Marion Stokes was an activist who preserved more than three decades' worth of television recordings, resulting in what some say is one of the largest known personal archive of such material. A Reddit post purported to detail her remarkable life:
TIL of Marion Stokes, a civil activist who purchased a Betamax VCR in 1975 and never looked back, recording thousands of hours of television over nearly four decades with multiple VCR decks, creating an archive of over 70,000 tapes. It is the largest known archive of television by an individual.

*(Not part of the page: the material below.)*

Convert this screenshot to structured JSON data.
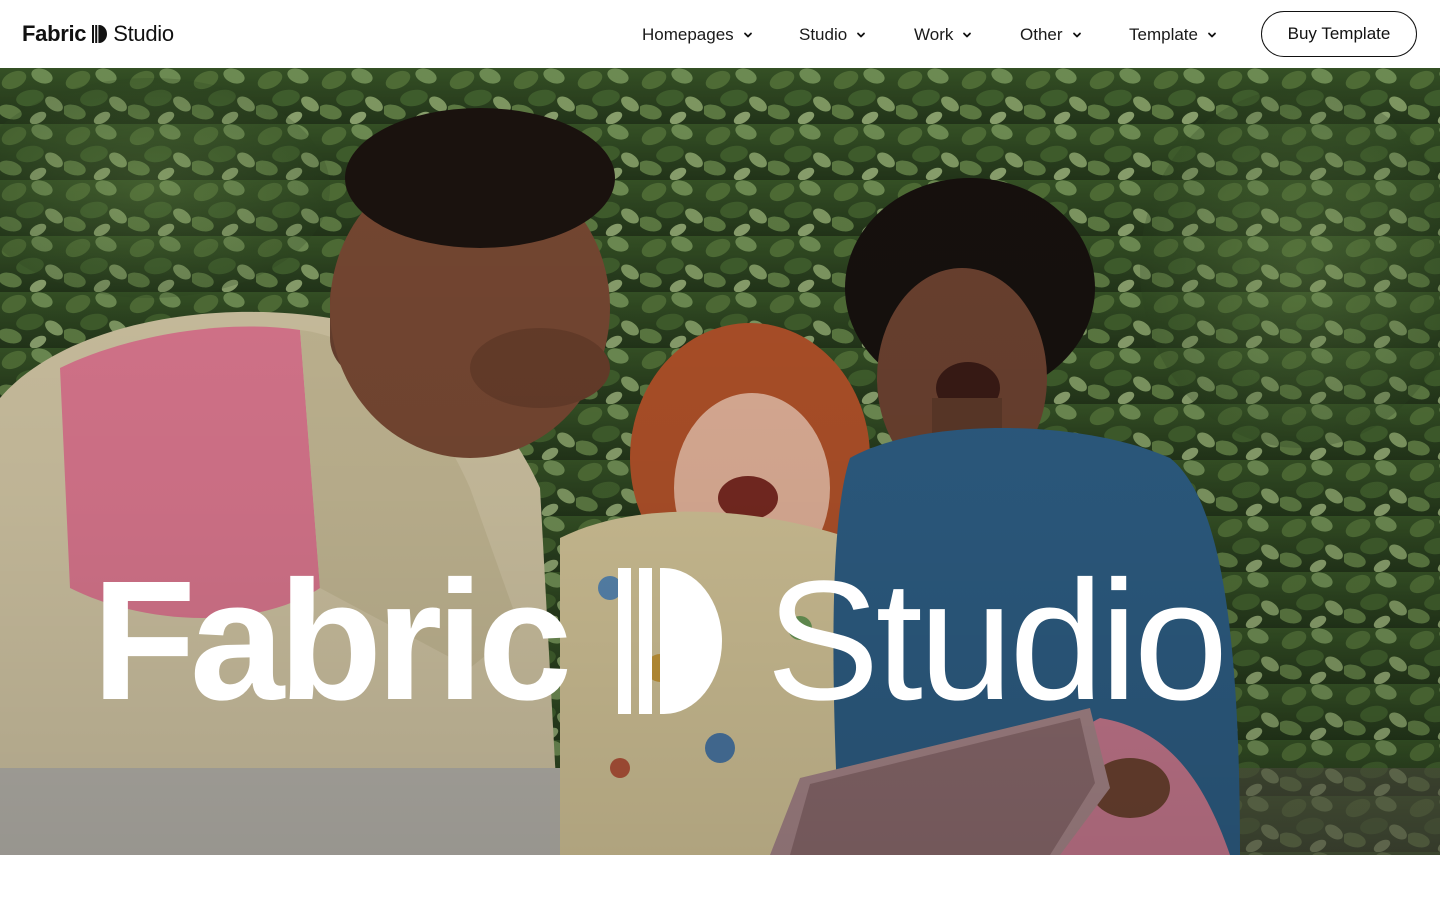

This post is partly correct. Stokes was a Black social justice activist and a television producer. According to a profile of Stokes in Atlas Obscura, in 1975, she purchased a Betamax magnetic videotape recorder through which she began her archival project. By 1980 she began recording full time on multiple VCRs, starting with two or three and moving on to eight.
While many report that she started recording in 1975, the Philadelphia Inquirer reported that she began intermittently taping television programming in 1976. But, according to her son, Michael Metelits, who spoke to the Inquirer in a number of interviews, her taping became constant at the onset of the Iran hostage crisis in 1979 when “she hit record and she never stopped.” She was also bolstered with the founding of CNN in 1980 that ushered in an era of 24-hour news coverage, where reporters tracked every development of a story in real time.
Her recordings continued until her death in 2012, and covered nine news stations, according to the 2019 documentary “Recorder: The Marion Stokes Project.”
According to the documentary website, her recordings truly began in 1979. Regardless of her start date, she was recording for more than 30 years, in a manner that her son described as part of her impulse to save and hoard, but also “a form of activism.”
Before “fake news” Marion was fighting to protect the truth by archiving everything that was said and shown on television. The public didn’t know it, but the networks were disposing their archives for decades into the trashcan of history. Remarkably Marion saved it, and now the Internet Archive will digitize her tapes and we’ll be able to search them online for free.
This is a mystery in the form of a time capsule. It’s about a radical Communist activist, who became a fabulously wealthy recluse archivist. Her work was crazy but it was also genius, and she would pay a profound price for dedicating her life to this visionary and maddening project.
According to early reports in 2013 she had around 140,000 VHS tapes that recorded news coverage of revolutions, political scandals and more. However, the Internet Archive corrected this number to 40,000 as they began receiving containers of the tapes from Stokes’ family. Her son donated the tapes to the nonprofit known for their vast online archive, and they planned to digitize everything and make it available to the public.
A correction to a Fast Company report on the digitization process was published in Poynter in 2014: “And there aren’t 140,000 VHS tapes, as Fast Company and Poynter wrote back in November. Just 40,000. The family overestimated.”
The Internet Archive also reached out to Fast Company with an update:
The Internet Archive received four shipping containers of Stokes’ tapes in December. After conducting a sample inventory, it realized that the family’s initial estimate of the number of tapes was incorrect. The collection is about 40,000 tapes large. “I think it’s daunting when confronted with many storage containers, 20- or 30-feet deep, to figure it out,” Macdonald says about why the mistake was made.
However in 2021, the Internet Archive tweeted out the number of tapes with a photograph of when they were first delivered to them. They added that the number amounted to 70,000+:
Today, the tapes can be found in the Internet Archive’s vast collection in the following links:
We heard from Roger MacDonald, founder of the Internet Archive’s TV News Archive, who gave us more up-to-date information on Stokes' collection:
Our current best count of video cassettes in the Marion Stokes TV Archive is 71,716. Although each has notations on the spine indicating programs recorded and dates, we have not counted the number of programs, nor their durations.
We are looking forward to the time when we have sufficient funds to really making a dent in digitizing the vast collection and making it available online in our library.
Stokes’ collection is certainly not the largest such archive in the world. That distinction may belong to Vanderbilt University that claims to have “the world's most extensive and complete archive of television news.” They have “been recording, preserving and providing access to television news broadcasts of the national networks since August 5, 1968.”
UCLA claims to have “the largest university-held collection of motion pictures and broadcast programming.” Dartmouth’s Media Ecology Project ranks UCLA’s Film and Television Archive as "the second largest moving image archive in the United States after the Library of Congress, and the world’s largest university-based media archive."
Atlas Obscura describes Stokes’ archive as “the only comprehensive collection preserving this period [of 30-plus decades from the 70s to 2012] in television media history.” Some reports say this is the largest known archive of television made by an individual. This assessment is possibly correct, given that recording all that material from one’s own home was particularly unheard of at that time. We are unaware of another personal project with this extent of archival footage.